2. Actions performed in this body determine the next body. Vaishnava texts assert that the soul's transmigration from body to body does not take place in a random way. The soul's journey is instigated by subtle desires and facilitated by karma, or prior actions, wether earlier in this life or in previous existences. It is for this reason that the various species are created - each type of body is equipped with a particular sensual forte. Individuals inhabit bodies according to their tastes and desires. For example, for a human being inclined to sluggishness and sleep the body of a bear (who sleeps for months at a time) may be more appropriate.

3. The soul can escape rebirth by developing consciousness of God. Krishna says in the Bhagavad-gita (8.15), "After attaining Me, the great souls, who are yogis in devotion, are never born again...." Thus, the Vaishnava tradition teaches that the process of bhakti-yoga (devotional yoga) can free one from the cycle of birth and death.

As stated in the Brahma-samhita (5.59), "The highest devotion is attained by constant endeavor for self-realization with the help of scriptural evidence, theistic conduct, and perseverance in practice."

A.L. Herman, professor of philosophy at the University of Wisconsin-Stevens Point, explains the importance of bhakti-yoga in the following manner:

"Bhakti-yoga, 'the way of Adoration,' offers a way out of the problem of reincarnationby showing the path of selfless devotion to God. In other words, Bhakti-yoga...produces actions without karmic residues as the Bhakta (devotee) dedicates his actions and their consequences to an adored God; as a result, the karma generated by the act becomes God's and not the bhakta's. The conclusion is that the problem of suffering is solved once again, as the cause of dukha, desire, is crushed in the surrendering to God of all the fruits of one's labors. And, once again, the way to heaven is open."

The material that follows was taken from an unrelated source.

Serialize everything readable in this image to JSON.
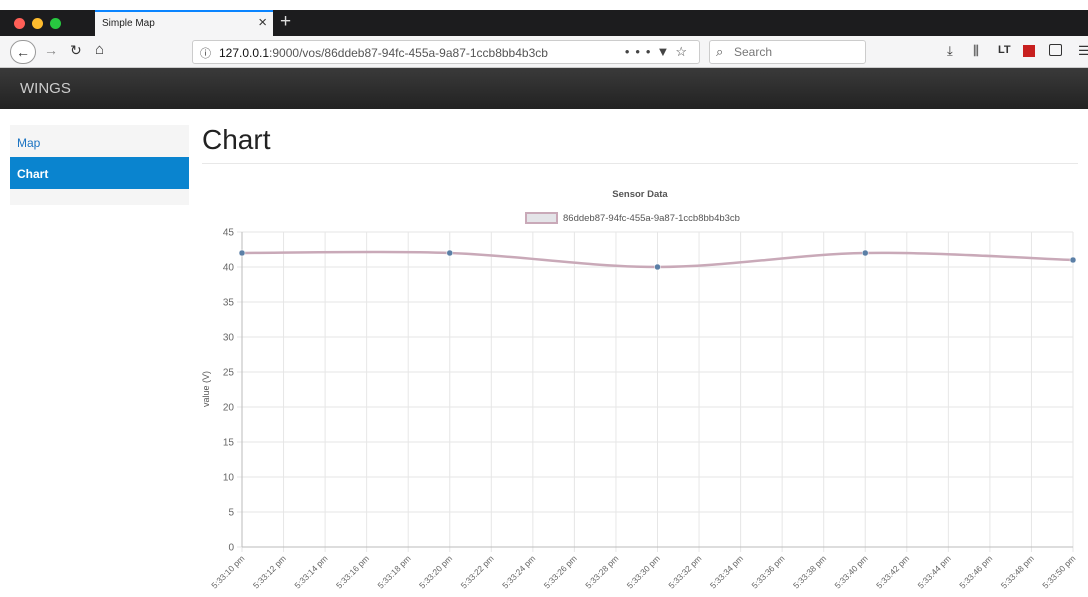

Krishna states, "From the highest planet in the material world down to the lowest, all are places of misery, wherein repeated birth and death take place. But one who attains to My abode...never takes birth again." (Bhagavad-gita 8.16)